Ashley Chontos from the University of Hawaii, who studied Kepler 1658b’s data set, analysed the planet for her first year research project.


She said: “Our new analysis, which uses stellar sound waves observed in the Kepler data to characterise the star, demonstrated that the star is, in fact, three times larger than previously thought.

“This, in turn, means that the planet is three times larger, revealing that Kepler-1658b is actually a hot Jupiter.”

Once the reined data poured in, confirming the planet’s status was the next logical step.

Ms Chontos contacted Dave Latham from the Smithsonian Astrophysical Observatory with the discovery.


She said: “We alerted and his team collected the necessary spectroscopic data to unambiguously show that Kepler-1658b is a planet.

“As one of the pioneers of exoplanet science and a key figure behind the Kepler mission, it was particularly fitting to have Dave be part of this confirmation.”

Right now, NASA’s Exoplanet Archive at the NASA Exoplanet Science Institute lists a total of 3,924 exoplanets.

Out of these alien worlds, 2,338 have were discovered and confirmed by Kepler.

There are another 2,423 Kepler telescopes yet to be confirmed.

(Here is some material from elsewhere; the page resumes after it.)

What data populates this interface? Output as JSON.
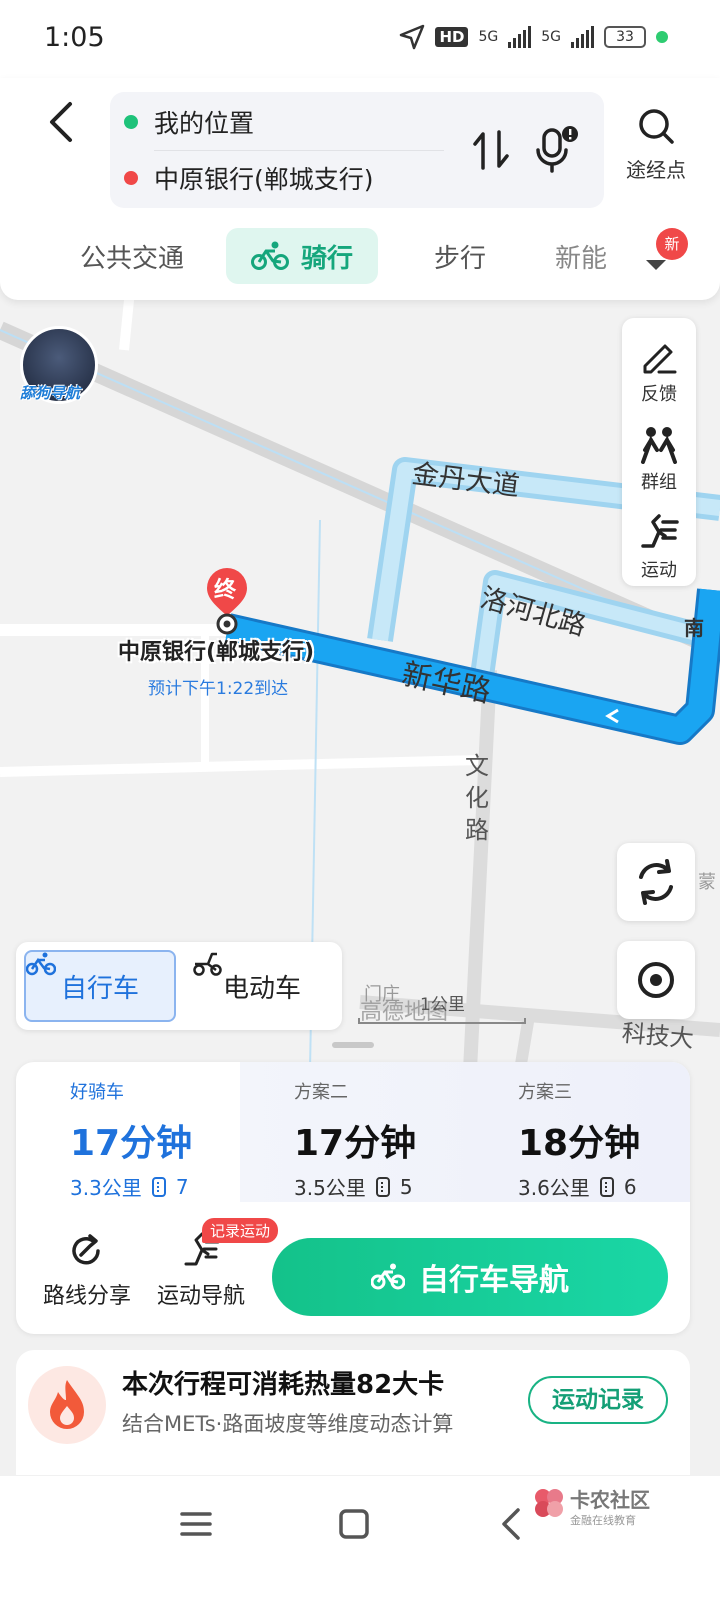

Leave a Reply

This website uses cookies. By continuing to use this site, you accept our use of cookies.